Next, find out if you’re able to sell any boat parts. While the boat might no longer be seaworthy, the engine can still be valuable, as well as other pieces of ship equipment. You can either sell the parts online or through local shops.
Most landfills tend to charge a small fee based on your ship’s weight, so make sure you call ahead to see what they do for boats and determine what you want to do with your ship beforehand.
Once you’ve transported the boat to the landfill, it will become dismantled and buried. Taking your boat to a landfill is the worst option, since you’ll have to pay for disposal.
Wooden Boat Disposal
If your wooden boat is in really rough shape, you still might be able to sell it for salvage.
Many furniture makers love recycling boat wood for furniture. You can always try listing it on Craigslist or Facebook marketplace as “Free, take it away!”
What is the Future of Boat Recycling?
In the future, some boating manufacturers have followed techniques from the auto-industry and started to create boats with recycling features in mind.
While these small advances don’t completely solve the problem, they are quick solutions that should be praised. As the boating industry continues to search for more solutions, we’ll see more innovations appear across the U.S. in the form of incentivized programs, nonprofits, and manufacturers working together to avoid a crisis of boat’s piling up.
Removing Boat Lettering
It can be helpful to remove decorative markings, your boat’s name, and other features you’ve added before donating or junking your boat. To remove lettering, follow this guide.
Start by attempting to remove it with a generous application of heat at first. Use a heat gun or a hairdryer (stay safe when using a heat gun because they have enough heating power to blister gelcoat). Heat the sticker’s surface then peel back the sticker slowly by using your hands or a razor.

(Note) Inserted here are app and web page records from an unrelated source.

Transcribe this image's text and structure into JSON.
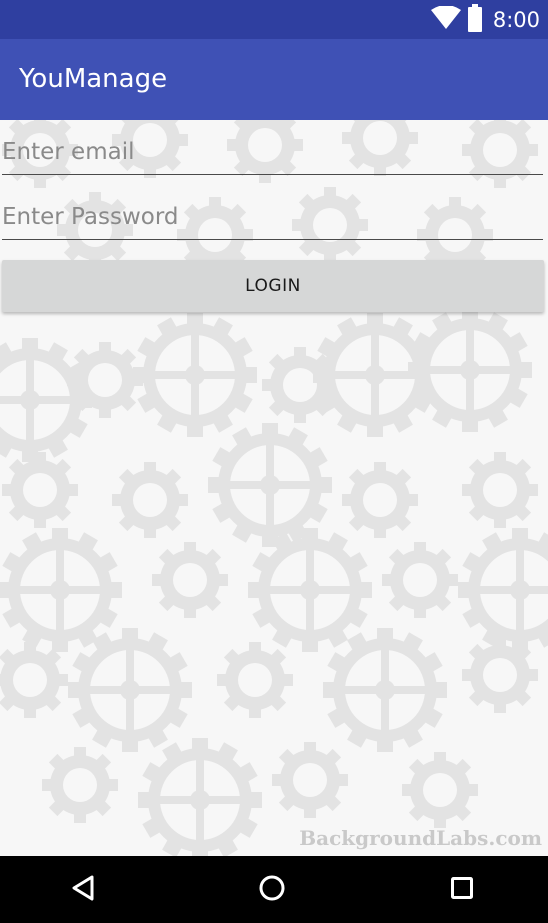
{
  "status_bar": {
    "time": "8:00",
    "icons": [
      "wifi-icon",
      "battery-icon"
    ]
  },
  "app_bar": {
    "title": "YouManage"
  },
  "form": {
    "email_placeholder": "Enter email",
    "email_value": "",
    "password_placeholder": "Enter Password",
    "password_value": "",
    "login_label": "LOGIN"
  },
  "background": {
    "watermark": "BackgroundLabs.com"
  },
  "nav_bar": {
    "buttons": [
      "back-icon",
      "home-icon",
      "recents-icon"
    ]
  },
  "colors": {
    "status_bar": "#2f3fa0",
    "app_bar": "#3f51b5",
    "button": "#d6d7d7",
    "nav_bar": "#000000"
  }
}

Even if you are able to remove all of the letterings off the boat, there will still be some sticky residue left. Use a solution like mineral spirits, cleaning alcohol, or lacquer thinner on a rag that can make it easier to rub off.

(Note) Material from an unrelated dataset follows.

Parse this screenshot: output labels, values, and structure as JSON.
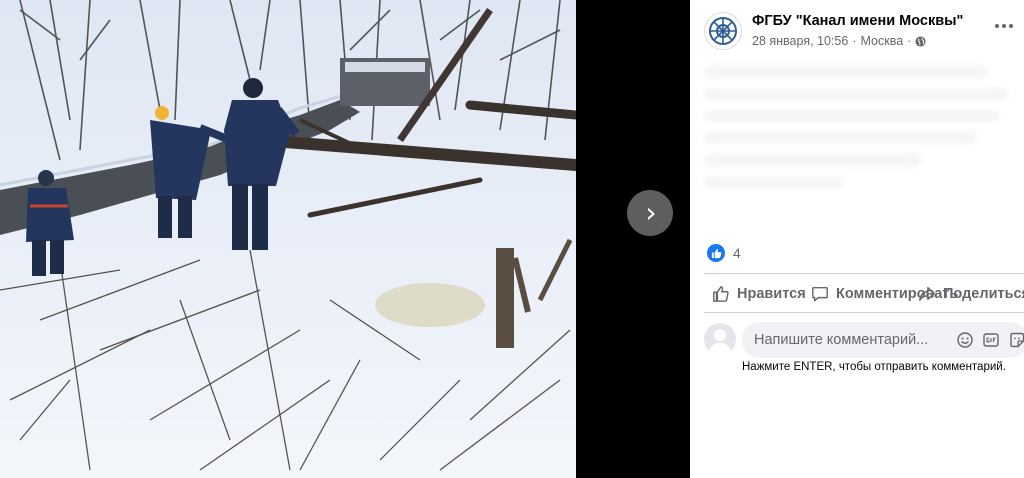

Then, spray off the remaining residue with WD-400 or Goo Gone. Both substances can remove virtually anything with some adhesive backing.

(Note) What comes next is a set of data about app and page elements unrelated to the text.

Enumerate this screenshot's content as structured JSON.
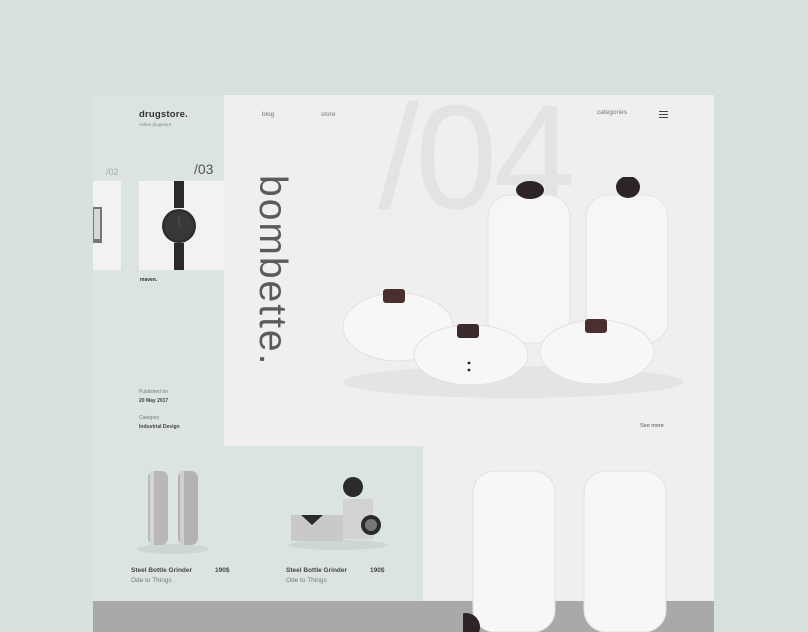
{
  "brand": {
    "name": "drugstore.",
    "tagline": "online drugstore"
  },
  "nav": {
    "blog": "blog",
    "store": "store",
    "categories": "categories"
  },
  "slides": {
    "big_number": "/04",
    "prev": "/02",
    "current": "/03",
    "current_label": "maven."
  },
  "hero": {
    "title": "bombette.",
    "see_more": "See more"
  },
  "meta": {
    "published_label": "Published on",
    "published_value": "20 May 2017",
    "category_label": "Category",
    "category_value": "Industrial Design"
  },
  "products": [
    {
      "name": "Steel Bottle Grinder",
      "brand": "Ode to Things",
      "price": "190$"
    },
    {
      "name": "Steel Bottle Grinder",
      "brand": "Ode to Things",
      "price": "190$"
    }
  ],
  "colors": {
    "background": "#d9e1dd",
    "panel": "#dbe4e0",
    "page": "#efefef",
    "text": "#333333"
  },
  "icons": [
    "menu-icon"
  ]
}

To conclude, disposing of a boat can be easy, but most of the time, it isn’t. Make sure that you find the required parts that need to be removed and plan to take it out of your boat. Hazardous liquids or material should be removed before even taking it to a landfill. Doing so will prevent you from getting fines and help you dispose of your boat properly.
If you can sell your boat for anything, list it on Boat Trader or simlar auction site. If not, try a donation site like ItsDonated to see if they can take it away and give you a tax deduction. If that doesn’t work, you can try selling off any valuable parts and disposing of it in a landfill, or recycling it if you are in an area that offers any recycling options.
To conclude, while it requires a bit of patience, follow the right procedures to ensure that your boat disposal process is a safe one for you and for the environment.